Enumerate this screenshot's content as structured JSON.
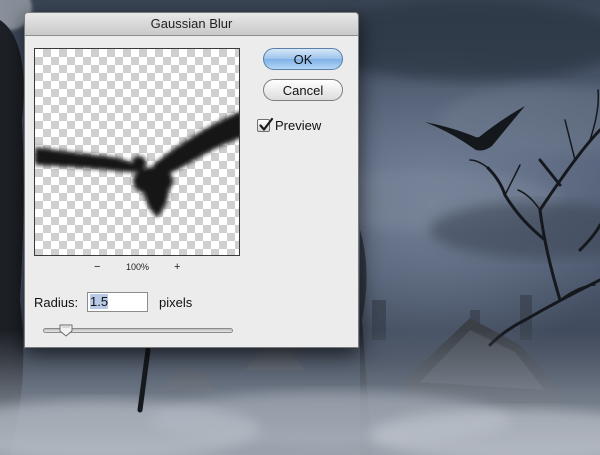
{
  "dialog": {
    "title": "Gaussian Blur",
    "ok_label": "OK",
    "cancel_label": "Cancel",
    "preview_label": "Preview",
    "preview_checked": true,
    "zoom": {
      "minus_label": "−",
      "level": "100%",
      "plus_label": "+"
    },
    "radius": {
      "label": "Radius:",
      "value": "1.5",
      "unit": "pixels",
      "slider_fraction": 0.08
    }
  },
  "colors": {
    "dialog_bg": "#ececec",
    "ok_button_accent": "#7eb1e6"
  },
  "icons": [
    "checkmark-icon",
    "slider-thumb-icon",
    "bird-silhouette"
  ]
}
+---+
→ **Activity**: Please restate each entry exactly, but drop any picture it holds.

→ **Result**:
Enumerate this screenshot's content as structured JSON.
{
  "dialog": {
    "title": "Gaussian Blur",
    "ok_label": "OK",
    "cancel_label": "Cancel",
    "preview_label": "Preview",
    "preview_checked": true,
    "zoom": {
      "minus_label": "−",
      "level": "100%",
      "plus_label": "+"
    },
    "radius": {
      "label": "Radius:",
      "value": "1.5",
      "unit": "pixels",
      "slider_fraction": 0.08
    }
  },
  "colors": {
    "dialog_bg": "#ececec",
    "ok_button_accent": "#7eb1e6"
  },
  "icons": [
    "checkmark-icon",
    "slider-thumb-icon",
    "bird-silhouette"
  ]
}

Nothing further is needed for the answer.